Commodities make a greater portfolio diversification tool since they traditionally have low correlations with other assets. The problem is that many exchange-traded products associated with commodities are structured as partnerships, not ETFs. That can turn into a real headache at tax time since investors get a K-1 form instead of a traditional 1099. The ETF industry, however, has responded by offering commodities funds that provide exposure to the sector without the annoying K-1 form.
The USCF SummerHaven Dynamic Commodity Strategy No K-1 Fund (SDCI) is technically an actively managed fund and seeks to provide exposure to the commodities markets that corresponds to the SummerHaven Dynamic Commodity Index Total Return. This is the same index that another USCF fund, the United States Commodity Index Fund (USCI ), tracks as well. The main difference is that USCI comes with the K-1 form, whereas SDCI does not.
The fund’s underlying index is comprised of the futures contracts of 14 different commodities, weighted equally, from a universe of 27 eligible commodities in total. The potential list of commodities includes crude oil, natural gas, gold, silver, copper, tin, soybeans, sugar, cotton, coffee and live cattle among others. The index is constructed on the theory that commodities in lower supply tend to outperform those that are in higher supply. It looks at the degrees of backwardation, contango and momentum to identify which commodities make for better potential investments at a given time. The seven commodities with the highest degree of backwardation, the condition where futures prices are below current spot prices, make the cut, followed by the seven remaining commodities with the greatest price momentum. The index is reconstituted and rebalanced monthly.

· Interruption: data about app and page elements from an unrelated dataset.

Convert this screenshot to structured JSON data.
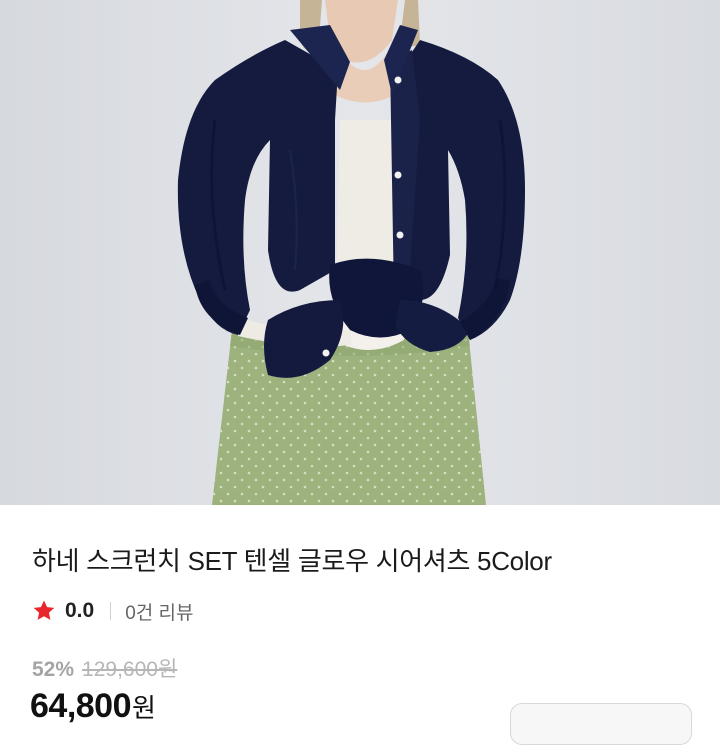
{
  "product": {
    "title": "하네 스크런치 SET 텐셀 글로우 시어셔츠 5Color",
    "rating": {
      "icon": "star-icon",
      "value": "0.0",
      "review_count": "0건 리뷰"
    },
    "price": {
      "discount_rate": "52%",
      "original_price": "129,600원",
      "sale_price": "64,800",
      "currency_unit": "원"
    }
  },
  "colors": {
    "star": "#e8262b",
    "shirt": "#141b3f",
    "skirt": "#9bb07a",
    "background": "#dfe2e7"
  }
}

The Bottom Line
It will be interesting to see how much the link to the S&P 500 index will mean for SPXB. There are numerous funds targeting investment-grade bonds and long-term bonds, but the focus on bonds issued specifically by companies within the S&P 500 should help investors feel more comfortable knowing that they are buying notes from the biggest and most successful companies in the world. For SDCI, moving toward commodity funds that issue 1099s over K-1s is a trend that has been growing lately. Along with USCF, companies, such as GraniteShares, ETF Securities and ProShares, have already launched their own “K-1 Free” ETFs to make life a little easier for investors, a trend which can reasonably be expected to continue.